The Court is aware that one of the purposes of the Civil Rights Attorney's Fees Awards Act is to assure competent representation for those who engage counsel to safeguard their civil rights. See Knighton v. Watkins, supra. Congress intended that the amount of fees awarded in these types of cases should be governed by the same standards which govern other equally complex cases.
Finally, the Court must note that although the defendant has submitted a certain number of hours for which it seeks to have its counsel compensated, the Court is not bound by these hours nor is the Court required to compensate the defendant for each hour listed. Furthermore, the ability of the plaintiff to pay the award has been taken into consideration by the Court.

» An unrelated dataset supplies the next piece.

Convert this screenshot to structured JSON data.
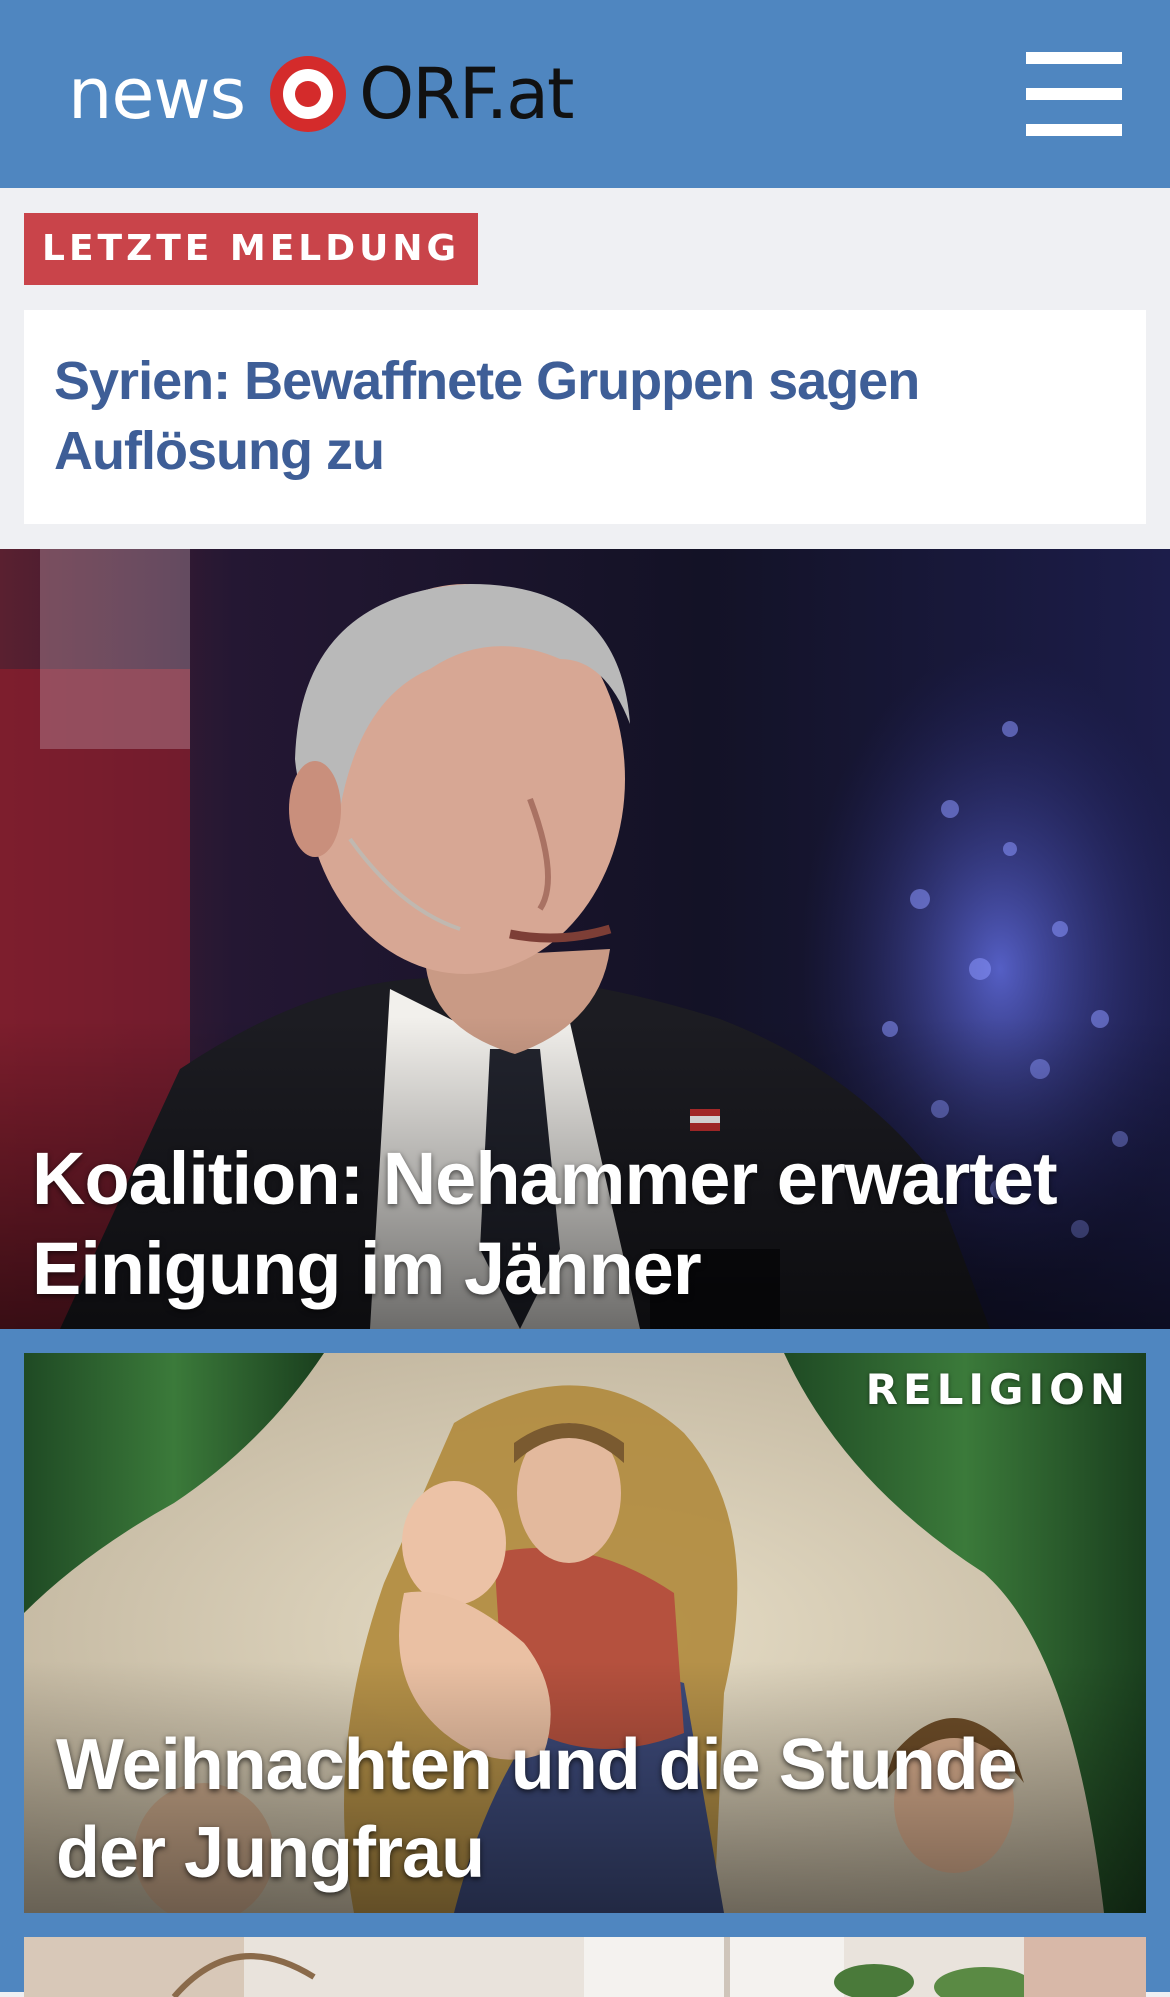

Having carefully considered the entire record in this case, the Court finds that defendants are entitled to recover an attorney's fee of Seven Thousand Five Hundred Dollars ($7,500.00) in this action. This fee shall compensate all of the counsel who represented the defendant herein. While the fee awarded by the Court is lower than that claimed by the defendant, the Court feels that this fee should adequately compensate counsel for the work expended herein. The additional hours spent by counsel may have been logged, but the Court believes that 100 hours of pretrial preparation were more than sufficient to prepare this case for trial.
In addition to attorney's fees, the defendant is entitled to recover the sum of One Thousand Two Hundred Eighty-Three Dollars and 05/100 ($1,283.05) in costs and expenses incurred for depositions, travel, docket fees and telephone expenses.
IT IS ORDERED that judgment be rendered in favor of Ryder Truck Lines, Inc. and against the plaintiff Fate Whiten, in the sum of Eight Thousand Seven Hundred Eighty-Three Dollars and 05/100 ($8,783.05) together with legal interest from the date of judgment until paid.
Judgment shall be entered accordingly.